Our friend Charlie Maclean, who has been kind enough to host our Whisky Explorer tasting from time to time, recognises no less than 32 primary aromas in Whisky tasting (compared to the four primary tastes of sweet, sour, salt and bitterness). Charlie has also told us that there can be as many as 20 to 30 identifiable scents in a glass of Single Malt Whisky, and (if our memory serves us correctly) was the first person to mention the Scotch whisky aroma nosing kit in one of our events.
The application of tasting terms to whiskies by tasters can be quite a haphazard process. The recollection of particular aromas can become hazy over time, and we have often seen tasters in our Whisky tastings frustrated by their perceived inability to apply specific aromas to particular whiskies.
With this in mind Scent and Aroma Technology systems (SATS) was one of the stands I’d made a note to visit at 2010’s London International Wine Fair. I was interested in the aroma phial kits the company had developed, particularly in the whisky field (available here from Amazon), as The Tasting Quarter uses wine versions of these kits (albeit from a different supplier) in our wine tasting events.
So what are aroma phial kits? Well, a number exist on the market, but the basic premise is the same; each kit contains reference aromas associated with the subject they are focused on (e.g. wine, whisky, coffee). In the case of wine for instance, reference aromas could include popular wine related scents like grapefruit, melon or raspberry. In the case of Whisky, caramel, peaty or smoky – and so on for each subject matter.
The idea behind each kit is to train the user in the art of scent recognition, and to assist them in building a tasting vocabulary. The side effect of these kits are that they also provide good entertainment.
Having been interested in this field for some time, I’ll admit I had concerns. I have seen a number of scent and aroma phial kits released on to the market and the quality has been variable. Clever packaging and marketing aside, many manufacturers seemingly struggle to approximate the aromas they are seeking to represent.
The SATS whisky aroma nosing kit is impressive. The kits have been developed by George O’Dowd, the only working perfumer in Scotland, who also happens to be a biochemist. Each scent contains a lead oderant molecule with the characteristic smell. This is quite normal. Where SATS get clever however, is in their nuancing. To quote them directly “a rose scent note in a wine is never a pure rose note, but is always nuanced by a variety of secondary scent notes (green, floral, woody etc)”. Through grouping these secondary scents with the lead molecule the noser gets the most accurate representation of the scent.
The accuracy of the scent is all important. Inexact scents will skew users understanding of that scent, and this in turn has an implication for their communication in whisky appreciation.
The Scotch whisky aroma nosing kit itself contains 24 different aromas. Blank aroma strips are used to dip into each bottle, and the solution coated strip is what you nose. Interestingly, SATS believe good tasters and connoiseurs are made not born through processes such as this, encouraging for all those budding master blenders out there.

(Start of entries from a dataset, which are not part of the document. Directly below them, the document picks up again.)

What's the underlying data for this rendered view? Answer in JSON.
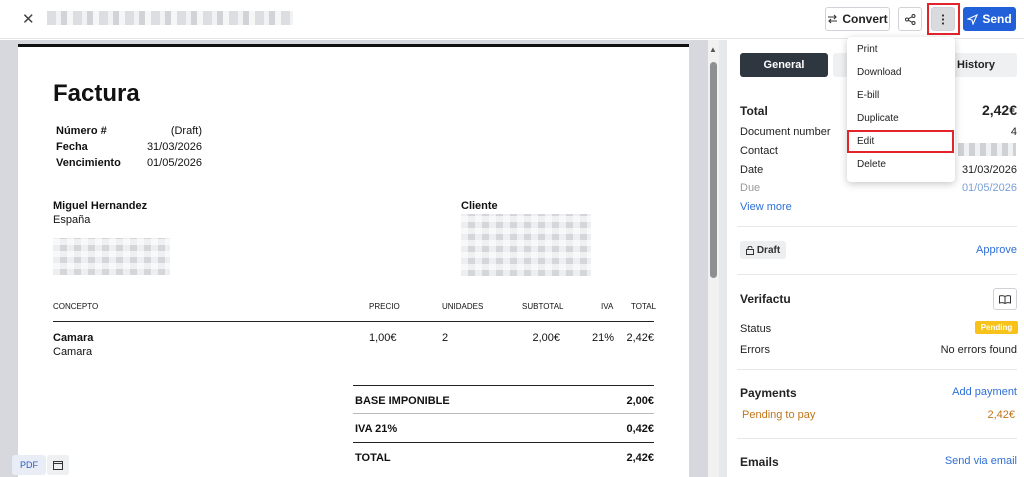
{
  "topbar": {
    "close_icon": "close-icon",
    "convert_label": "Convert",
    "send_label": "Send",
    "accent": "#2160d8",
    "highlight": "#e4242b"
  },
  "menu": {
    "items": [
      "Print",
      "Download",
      "E-bill",
      "Duplicate",
      "Edit",
      "Delete"
    ]
  },
  "invoice": {
    "title": "Factura",
    "meta": [
      {
        "label": "Número #",
        "value": "(Draft)"
      },
      {
        "label": "Fecha",
        "value": "31/03/2026"
      },
      {
        "label": "Vencimiento",
        "value": "01/05/2026"
      }
    ],
    "issuer_name": "Miguel Hernandez",
    "issuer_country": "España",
    "client_label": "Cliente",
    "columns": [
      "CONCEPTO",
      "PRECIO",
      "UNIDADES",
      "SUBTOTAL",
      "IVA",
      "TOTAL"
    ],
    "rows": [
      {
        "concept": "Camara",
        "desc": "Camara",
        "price": "1,00€",
        "units": "2",
        "subtotal": "2,00€",
        "iva": "21%",
        "total": "2,42€"
      }
    ],
    "totals": [
      {
        "label": "BASE IMPONIBLE",
        "value": "2,00€"
      },
      {
        "label": "IVA 21%",
        "value": "0,42€"
      },
      {
        "label": "TOTAL",
        "value": "2,42€"
      }
    ]
  },
  "viewer": {
    "pdf_label": "PDF"
  },
  "panel": {
    "tabs": [
      "General",
      "",
      "History"
    ],
    "total_label": "Total",
    "total_value": "2,42€",
    "fields": [
      {
        "label": "Document number",
        "value": "4"
      },
      {
        "label": "Contact",
        "value": ""
      },
      {
        "label": "Date",
        "value": "31/03/2026"
      },
      {
        "label": "Due",
        "value": "01/05/2026"
      }
    ],
    "view_more": "View more",
    "draft_label": "Draft",
    "approve_label": "Approve",
    "verifactu": {
      "title": "Verifactu",
      "status_label": "Status",
      "status_value": "Pending",
      "errors_label": "Errors",
      "errors_value": "No errors found"
    },
    "payments": {
      "title": "Payments",
      "add_label": "Add payment",
      "pending_label": "Pending to pay",
      "pending_value": "2,42€",
      "pending_color": "#c0751a"
    },
    "emails": {
      "title": "Emails",
      "send_label": "Send via email"
    }
  }
}
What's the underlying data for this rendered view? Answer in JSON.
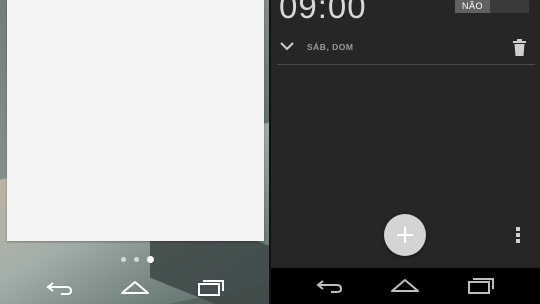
{
  "left": {
    "pages": {
      "count": 3,
      "active_index": 2
    }
  },
  "right": {
    "alarm": {
      "time": "09:00",
      "toggle_label": "NÃO",
      "days": "SÁB, DOM"
    }
  },
  "icons": {
    "back": "back-arrow-icon",
    "home": "home-icon",
    "recents": "recent-apps-icon",
    "add": "plus-icon",
    "delete": "trash-icon",
    "expand": "chevron-down-icon",
    "menu": "overflow-menu-icon"
  },
  "colors": {
    "clock_bg": "#262626",
    "fab_bg": "#d4d4d4",
    "text_primary": "#d8d8d8"
  }
}
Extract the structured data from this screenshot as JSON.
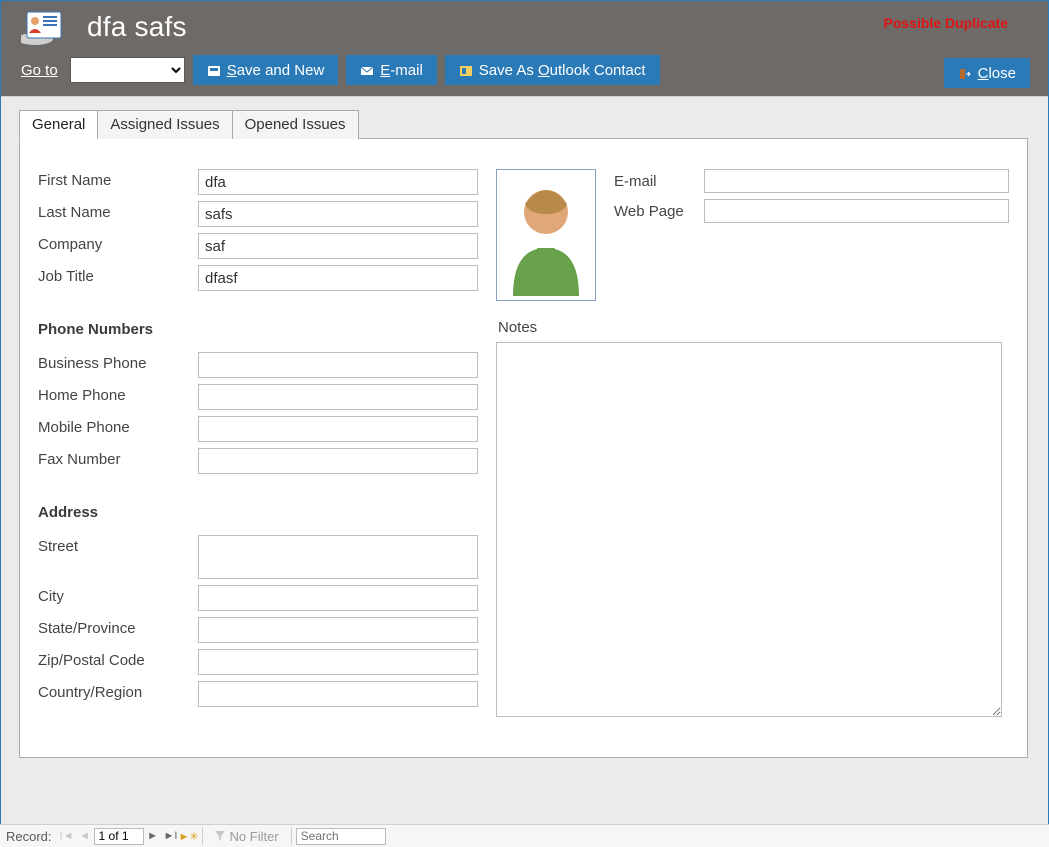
{
  "header": {
    "title": "dfa safs",
    "duplicate_warning": "Possible Duplicate"
  },
  "toolbar": {
    "goto_label_pre": "G",
    "goto_label_post": "o to",
    "goto_selected": "",
    "save_new_pre": "S",
    "save_new_post": "ave and New",
    "email_pre": "E",
    "email_post": "-mail",
    "save_outlook_pre": "Save As ",
    "save_outlook_ul": "O",
    "save_outlook_post": "utlook Contact",
    "close_pre": "C",
    "close_post": "lose"
  },
  "tabs": {
    "general": "General",
    "assigned": "Assigned Issues",
    "opened": "Opened Issues"
  },
  "form": {
    "labels": {
      "first_name": "First Name",
      "last_name": "Last Name",
      "company": "Company",
      "job_title": "Job Title",
      "phone_section": "Phone Numbers",
      "business_phone": "Business Phone",
      "home_phone": "Home Phone",
      "mobile_phone": "Mobile Phone",
      "fax_number": "Fax Number",
      "address_section": "Address",
      "street": "Street",
      "city": "City",
      "state": "State/Province",
      "zip": "Zip/Postal Code",
      "country": "Country/Region",
      "email": "E-mail",
      "webpage": "Web Page",
      "notes": "Notes"
    },
    "values": {
      "first_name": "dfa",
      "last_name": "safs",
      "company": "saf",
      "job_title": "dfasf",
      "business_phone": "",
      "home_phone": "",
      "mobile_phone": "",
      "fax_number": "",
      "street": "",
      "city": "",
      "state": "",
      "zip": "",
      "country": "",
      "email": "",
      "webpage": "",
      "notes": ""
    }
  },
  "statusbar": {
    "record_label": "Record:",
    "record_pos": "1 of 1",
    "no_filter": "No Filter",
    "search_placeholder": "Search"
  }
}
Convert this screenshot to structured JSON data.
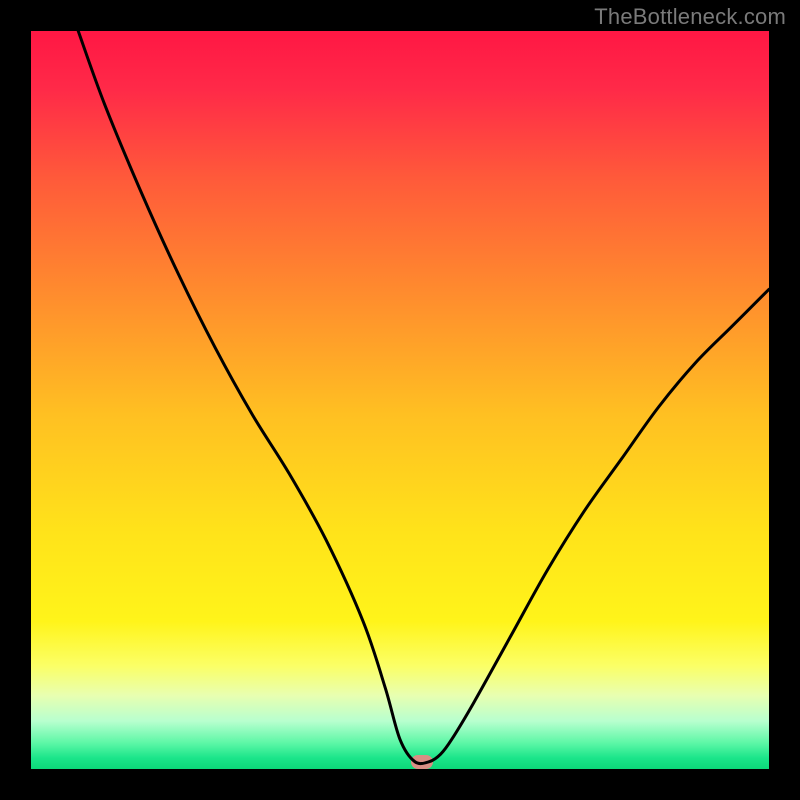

Kits like this can and should play an important part in entertainment and education. We’re glad to report we’re now using the kit in our Whisky tastings, and we wish the product every success.